■ Work instructions
Copy the data that follows, exactly and completely.

■ Material provided
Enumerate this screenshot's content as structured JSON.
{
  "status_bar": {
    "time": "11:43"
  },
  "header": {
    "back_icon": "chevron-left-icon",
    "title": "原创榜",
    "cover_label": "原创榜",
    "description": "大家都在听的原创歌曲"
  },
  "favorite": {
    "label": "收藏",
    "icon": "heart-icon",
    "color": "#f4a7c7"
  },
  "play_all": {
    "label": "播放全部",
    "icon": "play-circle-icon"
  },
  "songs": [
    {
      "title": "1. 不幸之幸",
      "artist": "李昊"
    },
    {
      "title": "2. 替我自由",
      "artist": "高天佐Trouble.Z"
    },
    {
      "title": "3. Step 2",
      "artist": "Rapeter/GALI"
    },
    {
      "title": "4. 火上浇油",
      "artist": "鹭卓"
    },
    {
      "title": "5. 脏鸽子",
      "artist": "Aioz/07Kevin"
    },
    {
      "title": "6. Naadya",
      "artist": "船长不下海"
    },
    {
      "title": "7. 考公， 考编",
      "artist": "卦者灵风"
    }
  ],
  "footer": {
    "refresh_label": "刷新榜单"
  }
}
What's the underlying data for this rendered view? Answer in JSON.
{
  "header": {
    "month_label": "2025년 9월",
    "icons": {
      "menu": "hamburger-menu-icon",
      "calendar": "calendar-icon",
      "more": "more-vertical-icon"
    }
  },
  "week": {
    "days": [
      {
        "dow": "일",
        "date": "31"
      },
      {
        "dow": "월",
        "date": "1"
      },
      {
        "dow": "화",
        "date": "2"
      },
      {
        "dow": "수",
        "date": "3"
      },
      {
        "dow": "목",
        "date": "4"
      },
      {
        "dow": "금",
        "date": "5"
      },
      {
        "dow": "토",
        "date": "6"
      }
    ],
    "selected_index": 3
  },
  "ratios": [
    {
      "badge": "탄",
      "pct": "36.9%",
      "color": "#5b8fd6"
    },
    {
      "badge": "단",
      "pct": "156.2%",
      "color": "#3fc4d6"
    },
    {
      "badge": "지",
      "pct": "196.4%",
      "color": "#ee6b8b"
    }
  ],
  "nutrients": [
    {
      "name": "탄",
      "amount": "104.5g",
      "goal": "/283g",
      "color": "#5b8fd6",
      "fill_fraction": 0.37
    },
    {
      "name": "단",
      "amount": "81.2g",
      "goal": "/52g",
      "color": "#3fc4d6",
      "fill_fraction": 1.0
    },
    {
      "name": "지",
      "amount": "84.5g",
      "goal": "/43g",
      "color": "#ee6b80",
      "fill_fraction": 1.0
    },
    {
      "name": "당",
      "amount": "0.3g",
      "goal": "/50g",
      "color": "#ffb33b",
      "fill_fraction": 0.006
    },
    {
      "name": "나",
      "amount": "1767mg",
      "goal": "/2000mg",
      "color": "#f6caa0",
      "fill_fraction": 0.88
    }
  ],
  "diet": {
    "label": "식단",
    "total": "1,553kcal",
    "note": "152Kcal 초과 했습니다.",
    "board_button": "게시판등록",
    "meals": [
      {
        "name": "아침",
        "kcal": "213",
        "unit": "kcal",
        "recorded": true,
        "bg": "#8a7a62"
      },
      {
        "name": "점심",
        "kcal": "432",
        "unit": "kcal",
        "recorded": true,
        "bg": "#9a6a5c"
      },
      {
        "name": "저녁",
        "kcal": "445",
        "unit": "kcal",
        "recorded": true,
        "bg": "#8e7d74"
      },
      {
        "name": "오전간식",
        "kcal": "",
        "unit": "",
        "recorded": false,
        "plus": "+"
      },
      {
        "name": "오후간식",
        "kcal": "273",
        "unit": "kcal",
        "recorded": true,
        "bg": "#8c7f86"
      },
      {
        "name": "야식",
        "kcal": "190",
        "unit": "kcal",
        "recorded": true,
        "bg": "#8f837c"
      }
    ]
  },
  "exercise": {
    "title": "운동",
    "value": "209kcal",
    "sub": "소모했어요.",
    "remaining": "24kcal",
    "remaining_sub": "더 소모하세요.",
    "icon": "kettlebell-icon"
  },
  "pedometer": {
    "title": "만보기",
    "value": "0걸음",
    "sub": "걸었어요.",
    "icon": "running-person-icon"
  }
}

■ Exercise solution
Enumerate this screenshot's content as structured JSON.
{
  "status_bar": {
    "time": "11:43"
  },
  "header": {
    "back_icon": "chevron-left-icon",
    "title": "原创榜",
    "cover_label": "原创榜",
    "description": "大家都在听的原创歌曲"
  },
  "favorite": {
    "label": "收藏",
    "icon": "heart-icon",
    "color": "#f4a7c7"
  },
  "play_all": {
    "label": "播放全部",
    "icon": "play-circle-icon"
  },
  "songs": [
    {
      "title": "1. 不幸之幸",
      "artist": "李昊"
    },
    {
      "title": "2. 替我自由",
      "artist": "高天佐Trouble.Z"
    },
    {
      "title": "3. Step 2",
      "artist": "Rapeter/GALI"
    },
    {
      "title": "4. 火上浇油",
      "artist": "鹭卓"
    },
    {
      "title": "5. 脏鸽子",
      "artist": "Aioz/07Kevin"
    },
    {
      "title": "6. Naadya",
      "artist": "船长不下海"
    },
    {
      "title": "7. 考公， 考编",
      "artist": "卦者灵风"
    }
  ],
  "footer": {
    "refresh_label": "刷新榜单"
  }
}
What's the underlying data for this rendered view? Answer in JSON.
{
  "header": {
    "month_label": "2025년 9월",
    "icons": {
      "menu": "hamburger-menu-icon",
      "calendar": "calendar-icon",
      "more": "more-vertical-icon"
    }
  },
  "week": {
    "days": [
      {
        "dow": "일",
        "date": "31"
      },
      {
        "dow": "월",
        "date": "1"
      },
      {
        "dow": "화",
        "date": "2"
      },
      {
        "dow": "수",
        "date": "3"
      },
      {
        "dow": "목",
        "date": "4"
      },
      {
        "dow": "금",
        "date": "5"
      },
      {
        "dow": "토",
        "date": "6"
      }
    ],
    "selected_index": 3
  },
  "ratios": [
    {
      "badge": "탄",
      "pct": "36.9%",
      "color": "#5b8fd6"
    },
    {
      "badge": "단",
      "pct": "156.2%",
      "color": "#3fc4d6"
    },
    {
      "badge": "지",
      "pct": "196.4%",
      "color": "#ee6b8b"
    }
  ],
  "nutrients": [
    {
      "name": "탄",
      "amount": "104.5g",
      "goal": "/283g",
      "color": "#5b8fd6",
      "fill_fraction": 0.37
    },
    {
      "name": "단",
      "amount": "81.2g",
      "goal": "/52g",
      "color": "#3fc4d6",
      "fill_fraction": 1.0
    },
    {
      "name": "지",
      "amount": "84.5g",
      "goal": "/43g",
      "color": "#ee6b80",
      "fill_fraction": 1.0
    },
    {
      "name": "당",
      "amount": "0.3g",
      "goal": "/50g",
      "color": "#ffb33b",
      "fill_fraction": 0.006
    },
    {
      "name": "나",
      "amount": "1767mg",
      "goal": "/2000mg",
      "color": "#f6caa0",
      "fill_fraction": 0.88
    }
  ],
  "diet": {
    "label": "식단",
    "total": "1,553kcal",
    "note": "152Kcal 초과 했습니다.",
    "board_button": "게시판등록",
    "meals": [
      {
        "name": "아침",
        "kcal": "213",
        "unit": "kcal",
        "recorded": true,
        "bg": "#8a7a62"
      },
      {
        "name": "점심",
        "kcal": "432",
        "unit": "kcal",
        "recorded": true,
        "bg": "#9a6a5c"
      },
      {
        "name": "저녁",
        "kcal": "445",
        "unit": "kcal",
        "recorded": true,
        "bg": "#8e7d74"
      },
      {
        "name": "오전간식",
        "kcal": "",
        "unit": "",
        "recorded": false,
        "plus": "+"
      },
      {
        "name": "오후간식",
        "kcal": "273",
        "unit": "kcal",
        "recorded": true,
        "bg": "#8c7f86"
      },
      {
        "name": "야식",
        "kcal": "190",
        "unit": "kcal",
        "recorded": true,
        "bg": "#8f837c"
      }
    ]
  },
  "exercise": {
    "title": "운동",
    "value": "209kcal",
    "sub": "소모했어요.",
    "remaining": "24kcal",
    "remaining_sub": "더 소모하세요.",
    "icon": "kettlebell-icon"
  },
  "pedometer": {
    "title": "만보기",
    "value": "0걸음",
    "sub": "걸었어요.",
    "icon": "running-person-icon"
  }
}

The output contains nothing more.